Tigers’ Fielder evokes memories of Stargell and McCovey

  • Tue Jan 31st, 2012 10:17pm
  • Sports

By John Lowe Detroit Free Press

DETROIT — Even now, decades after each took his final mighty left-handed cut, their names cause a shudder.

If you were their fan or their teammate, it’s a shudder of excitement, of admiration.

If you were a pitcher who had to get them out, it might be a shudder of dread.

Their names are Willie Stargell and Willie McCovey. They’re two of the top left-handed sluggers of all time.

Their names came up last week when longtime major league pitcher Jim Kaat was asked whom Prince Fielder reminds him of.

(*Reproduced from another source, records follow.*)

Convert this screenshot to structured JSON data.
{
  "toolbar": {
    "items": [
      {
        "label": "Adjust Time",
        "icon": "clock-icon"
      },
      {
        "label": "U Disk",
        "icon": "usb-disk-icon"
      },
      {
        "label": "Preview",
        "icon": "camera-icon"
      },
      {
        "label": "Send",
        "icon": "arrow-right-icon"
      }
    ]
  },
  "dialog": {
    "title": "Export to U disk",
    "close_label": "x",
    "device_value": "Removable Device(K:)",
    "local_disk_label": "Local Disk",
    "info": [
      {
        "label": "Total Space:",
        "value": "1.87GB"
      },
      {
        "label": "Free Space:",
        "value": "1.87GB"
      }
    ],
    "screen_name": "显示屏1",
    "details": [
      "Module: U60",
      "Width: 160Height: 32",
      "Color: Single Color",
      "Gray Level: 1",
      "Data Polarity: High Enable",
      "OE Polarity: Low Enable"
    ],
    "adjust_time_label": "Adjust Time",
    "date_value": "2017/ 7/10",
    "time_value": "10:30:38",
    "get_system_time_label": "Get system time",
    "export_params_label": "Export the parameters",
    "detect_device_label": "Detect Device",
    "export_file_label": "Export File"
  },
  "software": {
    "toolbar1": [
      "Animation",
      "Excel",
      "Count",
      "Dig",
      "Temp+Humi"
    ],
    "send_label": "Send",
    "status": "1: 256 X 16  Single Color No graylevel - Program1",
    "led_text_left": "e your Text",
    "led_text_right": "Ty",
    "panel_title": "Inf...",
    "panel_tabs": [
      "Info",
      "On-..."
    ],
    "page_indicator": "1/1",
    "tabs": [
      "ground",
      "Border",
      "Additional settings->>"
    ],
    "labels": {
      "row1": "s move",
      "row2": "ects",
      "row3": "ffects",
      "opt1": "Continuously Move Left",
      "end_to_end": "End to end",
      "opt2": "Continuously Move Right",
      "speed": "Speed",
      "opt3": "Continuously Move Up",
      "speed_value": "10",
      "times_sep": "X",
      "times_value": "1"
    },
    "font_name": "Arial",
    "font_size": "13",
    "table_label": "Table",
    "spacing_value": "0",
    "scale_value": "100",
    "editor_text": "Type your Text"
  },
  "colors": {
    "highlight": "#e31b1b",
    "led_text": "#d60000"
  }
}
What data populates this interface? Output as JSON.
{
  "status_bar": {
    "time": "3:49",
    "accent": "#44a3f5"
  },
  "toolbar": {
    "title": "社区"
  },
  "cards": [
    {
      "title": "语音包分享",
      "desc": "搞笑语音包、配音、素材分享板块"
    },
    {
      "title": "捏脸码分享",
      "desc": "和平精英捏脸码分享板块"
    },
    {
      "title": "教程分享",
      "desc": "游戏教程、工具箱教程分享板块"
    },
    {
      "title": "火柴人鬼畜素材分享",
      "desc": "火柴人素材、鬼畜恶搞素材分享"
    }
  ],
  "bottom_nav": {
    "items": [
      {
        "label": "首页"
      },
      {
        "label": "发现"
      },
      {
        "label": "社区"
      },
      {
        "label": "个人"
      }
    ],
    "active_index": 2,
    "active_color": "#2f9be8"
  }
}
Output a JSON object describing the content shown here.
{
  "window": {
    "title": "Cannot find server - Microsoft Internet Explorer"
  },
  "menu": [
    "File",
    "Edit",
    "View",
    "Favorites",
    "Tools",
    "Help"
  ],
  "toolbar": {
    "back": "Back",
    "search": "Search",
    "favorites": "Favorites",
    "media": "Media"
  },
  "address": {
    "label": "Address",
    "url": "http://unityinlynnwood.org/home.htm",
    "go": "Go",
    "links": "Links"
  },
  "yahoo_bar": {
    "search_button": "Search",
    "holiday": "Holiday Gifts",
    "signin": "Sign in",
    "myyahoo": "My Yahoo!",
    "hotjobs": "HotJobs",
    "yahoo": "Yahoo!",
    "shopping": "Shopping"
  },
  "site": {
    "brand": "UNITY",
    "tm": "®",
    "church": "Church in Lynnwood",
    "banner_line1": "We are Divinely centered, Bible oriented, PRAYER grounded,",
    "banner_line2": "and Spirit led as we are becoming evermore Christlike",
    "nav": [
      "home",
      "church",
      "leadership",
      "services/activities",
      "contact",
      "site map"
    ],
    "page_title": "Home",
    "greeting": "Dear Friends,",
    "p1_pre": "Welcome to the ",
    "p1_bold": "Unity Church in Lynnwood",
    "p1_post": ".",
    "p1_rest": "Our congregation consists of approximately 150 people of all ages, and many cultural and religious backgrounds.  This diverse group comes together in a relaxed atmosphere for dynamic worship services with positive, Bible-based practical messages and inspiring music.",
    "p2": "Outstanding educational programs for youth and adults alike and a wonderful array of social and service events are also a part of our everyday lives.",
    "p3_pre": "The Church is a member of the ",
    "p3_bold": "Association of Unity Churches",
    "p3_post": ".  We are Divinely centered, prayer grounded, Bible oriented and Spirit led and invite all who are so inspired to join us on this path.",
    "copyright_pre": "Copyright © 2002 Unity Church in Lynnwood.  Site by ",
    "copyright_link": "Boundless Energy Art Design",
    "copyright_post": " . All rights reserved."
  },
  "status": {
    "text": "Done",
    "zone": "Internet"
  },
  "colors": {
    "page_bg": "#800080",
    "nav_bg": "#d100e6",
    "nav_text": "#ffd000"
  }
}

“He is a rare combination of talent,” said Kaat, now an analyst for MLB Network. “For left-handed-hitting first basemen with that combination of power and average, you have to go back to McCovey and Stargell — that type of player. He fits right into that category.”

McCovey hit 521 homers, most of them for the Giants. Stargell hit 475, all for the Pirates. Fielder, with his thunderous left-handed swing, has hit 230 homers, all for the Brewers. Now he’ll hit them for the Tigers.

How Prince fits lineage of Hall of Fame duo

That’s no small thing that Kaat said about Fielder — that he fits in the same lineage of such left-handed-hitting first basemen as McCovey and Stargell.

There are many ways to show how grand McCovey and Stargell were.

Awesome power: By late in Stargell’s career, you could go into more than a few National League parks, point to a distant and seemingly unreachable spot, and say, “Stargell hit one there.”

At Dodger Stadium, you’d have to do more than point. You’d have to go outside the stadium. For decades, Stargell was the only player to hit the ball out of Dodger Stadium. He did it twice.

It’s said that McCovey is the hitter who made Sparky Anderson such a big fan of the intentional walk. McCovey was at his peak when Anderson started as a manager with the Reds. In 2010, McCovey recalled to the New York Times how Anderson, then the Reds manager, would see him before a game and hold up four fingers — the managerial sign for an intentional walk. Three times, Anderson intentionally walked McCovey twice in the same game.

Homer championships: McCovey led the NL in homers three times, Stargell twice. Fielder, 27, has won one homer title.

Not just sluggers: McCovey didn’t always hit for a high average. But in his MVP season of 1969 with the Giants, when he won the homer and RBI titles, he hit .320. In one five-year stretch, McCovey hit .295, according to Baseball-Reference.com.

Stargell had eight seasons over .290, three in which he hit .300. (For the first part of his career, Stargell was an outfielder, but most remember him as a first baseman.)

Fielder has batted a career-high .299 in two of the past three years.

Terrific teammates: Their swing was hard, but their smile was easy. Stargell became “Pops,” the beloved patriarch of the late ’70s Pirates. In 1979, with the theme song of “We Are Family,” the Pirates won the World Series — on a Game 7 home run by Stargell.

The Giants present an annual award, voted on by the players, to the Giant judged to be the most inspirational on the team — the Willie McCovey Award.

Remember the ’60s: McCovey and Stargell excelled in baseball’s most ferocious arena ever, the National League of the 1960s. Over the last six years of that decade, McCovey finished second in the NL in homers to Hank Aaron, 256-249.

Patrick Reusse of the Minneapolis Star-Tribune wrote last year that the 1965 NL All-Star team was “the greatest assembly of talent on one team in baseball history.” Reusse witnessed the NL’s 6-5 win in Minnesota. Willie Mays, Hank Aaron and Ernie Banks started that day for the NL, but the batter who held the prestigious No. 3 spot in the lineup was Stargell. In the first inning, Stargell singled and scored. In the second, he hit a two-run home run.

Whose year? 1968 was “The Year of the Pitcher.” McCovey led the NL in homers (36) and RBI (105)

The most invincible pitcher that season was Bob Gibson of St. Louis. He had 15 straight wins, 10 by shutout, entering a late-August game against Pittsburgh. In that game, he had a 4-0 lead in the seventh when Stargell hit a three-run homer to start a Pirates comeback win. It was the only homer Gibson allowed that season with more than one runner on base.

MVP: McCovey won the NL MVP in 1969. Stargell shared it in ‘79 with St. Louis first baseman Keith Hernandez. Stargell also won the World Series MVP that season.

Cooperstown: McCovey and Stargell were elected to the Hall of Fame in their first year of eligibility.